One famous case is two young women who took some pretty rocks from the ground and made necklaces out of them, only to immediately be besieged with bad luck, strange ashes on their skin, and even an earthquake that struck their town. In another instance a German tourist took an old bottle and upon returning home had a traffic accident and his son had a bike accident in quick succession, both times when they happened to have had the bottle with them. The list goes on and on, and the ranger’s office receives hundreds of letters and packages from people sending the stolen objects back, often with letters of apology which range from short notes to sprawling pages detailing the victim’s various woes. One letter typical of these reads as follows:
I am SORRY! One year ago around the 4th of July I was visiting the Ghost Town. I had been there many times before but had always followed the regulations about collecting. This trip was different, I collected some items here and there and brought them home. I was a visitor again this year, and while I was in the museum I read the letters of others who had collected things and had “bad luck.” I started to think about the car accident, the loss of my job, my continuing illness and other bad things that have “haunted” me for the past year since my visit and violation. I am generally not superstitious but . . . Please find enclosed the collectibles I “just couldn’t live without,” and ask the spirits to see my regret.
The rangers get such letters and returned objects so often that it has become routine, with one ranger saying, “Pretty much every time the ranger goes to the post office to pick up our mail there’s a cursed artifact in there.” One idea for the curse is that this was all the doing of a clever park ranger, who started the rumor to deter people from taking things. Another theory was posited by the late paranormal investigator Ed Warren, who believed that it was caused by negative energy or vibration imprinted upon them from the grim history of the site or spiritual attachments tethered to them. Yet another is that this is all just an urban legend and people’s imaginations getting the better of them. Whatever it is, locals and some of the rangers alike seem to believe that the curse is very real. One local has said, “Fair warning for anyone that thinks this is just folklore — my life has never seen such turmoil. Please take my warning and do not remove even a speck of dust,” and park ranger Mark Pupich has given his thoughts on this as well, saying:
I believe in the hex. I don’t dare take anything and neither should anybody else. I’ve seen enough letters, talked to enough people about what can happen. People take something, then have all this bad luck. There [have] been some really sad cases.
With the town’s tumultuous past and long history of death and violence it seems only natural that it should acrue tales of hauntings and curses, but is there anything to this all? Is the curse just a ploy to keep people from misbehaving or is it really indicative of paranormal forces lashing out?
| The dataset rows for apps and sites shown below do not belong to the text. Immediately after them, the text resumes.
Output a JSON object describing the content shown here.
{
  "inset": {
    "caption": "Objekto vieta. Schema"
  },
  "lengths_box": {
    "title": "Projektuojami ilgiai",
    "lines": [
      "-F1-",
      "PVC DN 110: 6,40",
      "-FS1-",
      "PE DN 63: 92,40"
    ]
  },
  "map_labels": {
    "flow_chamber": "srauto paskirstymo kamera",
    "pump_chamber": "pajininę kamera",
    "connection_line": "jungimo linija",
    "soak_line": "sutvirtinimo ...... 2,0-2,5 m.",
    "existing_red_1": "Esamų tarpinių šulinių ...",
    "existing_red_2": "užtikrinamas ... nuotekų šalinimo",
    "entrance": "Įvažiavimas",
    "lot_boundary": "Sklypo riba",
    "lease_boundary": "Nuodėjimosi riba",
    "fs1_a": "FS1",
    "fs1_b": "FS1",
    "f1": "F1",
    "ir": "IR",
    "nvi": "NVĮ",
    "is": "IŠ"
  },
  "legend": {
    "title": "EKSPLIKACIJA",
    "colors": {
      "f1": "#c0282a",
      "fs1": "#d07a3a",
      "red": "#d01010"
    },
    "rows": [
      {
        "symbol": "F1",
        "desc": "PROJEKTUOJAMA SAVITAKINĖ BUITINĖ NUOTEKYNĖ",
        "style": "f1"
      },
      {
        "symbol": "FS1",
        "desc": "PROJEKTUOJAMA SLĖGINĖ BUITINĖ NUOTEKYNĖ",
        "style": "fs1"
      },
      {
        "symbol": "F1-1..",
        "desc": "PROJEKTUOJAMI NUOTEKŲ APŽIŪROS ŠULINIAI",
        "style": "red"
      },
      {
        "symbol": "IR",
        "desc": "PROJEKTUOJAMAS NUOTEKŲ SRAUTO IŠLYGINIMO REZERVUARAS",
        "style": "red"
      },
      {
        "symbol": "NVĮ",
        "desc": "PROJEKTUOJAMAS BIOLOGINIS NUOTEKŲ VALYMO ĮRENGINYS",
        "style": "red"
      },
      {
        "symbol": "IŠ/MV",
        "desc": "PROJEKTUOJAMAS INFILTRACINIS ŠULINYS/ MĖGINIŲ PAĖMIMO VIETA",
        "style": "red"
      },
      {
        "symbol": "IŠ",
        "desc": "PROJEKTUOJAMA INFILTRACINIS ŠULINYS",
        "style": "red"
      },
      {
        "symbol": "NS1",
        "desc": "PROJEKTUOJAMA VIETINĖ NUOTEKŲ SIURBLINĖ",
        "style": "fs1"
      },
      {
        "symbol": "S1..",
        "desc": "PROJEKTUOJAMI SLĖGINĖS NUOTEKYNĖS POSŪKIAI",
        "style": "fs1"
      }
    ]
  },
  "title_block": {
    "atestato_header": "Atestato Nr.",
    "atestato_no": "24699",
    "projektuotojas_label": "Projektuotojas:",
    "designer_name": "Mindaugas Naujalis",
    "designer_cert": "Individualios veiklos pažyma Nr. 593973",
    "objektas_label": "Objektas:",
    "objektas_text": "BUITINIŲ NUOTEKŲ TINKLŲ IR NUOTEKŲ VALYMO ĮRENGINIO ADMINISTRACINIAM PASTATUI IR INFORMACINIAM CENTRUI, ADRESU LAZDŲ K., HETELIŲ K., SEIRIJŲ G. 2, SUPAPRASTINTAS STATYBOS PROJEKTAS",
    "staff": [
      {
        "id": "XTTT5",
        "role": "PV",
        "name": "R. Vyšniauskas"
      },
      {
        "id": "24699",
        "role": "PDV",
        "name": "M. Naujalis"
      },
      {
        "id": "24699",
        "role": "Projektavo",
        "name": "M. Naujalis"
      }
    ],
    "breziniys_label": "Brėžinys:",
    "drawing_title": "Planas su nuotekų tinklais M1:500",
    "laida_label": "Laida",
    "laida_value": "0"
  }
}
We will probably never know for sure, and in the meantime people keep seeing ghosts here and sending back stolen objects that have ruined their loves, further fueling the spooky legend of the Bodie ghost town. The town is open to visitors year round, but maybe it would be a good idea to not covertly pick up any souvenirs.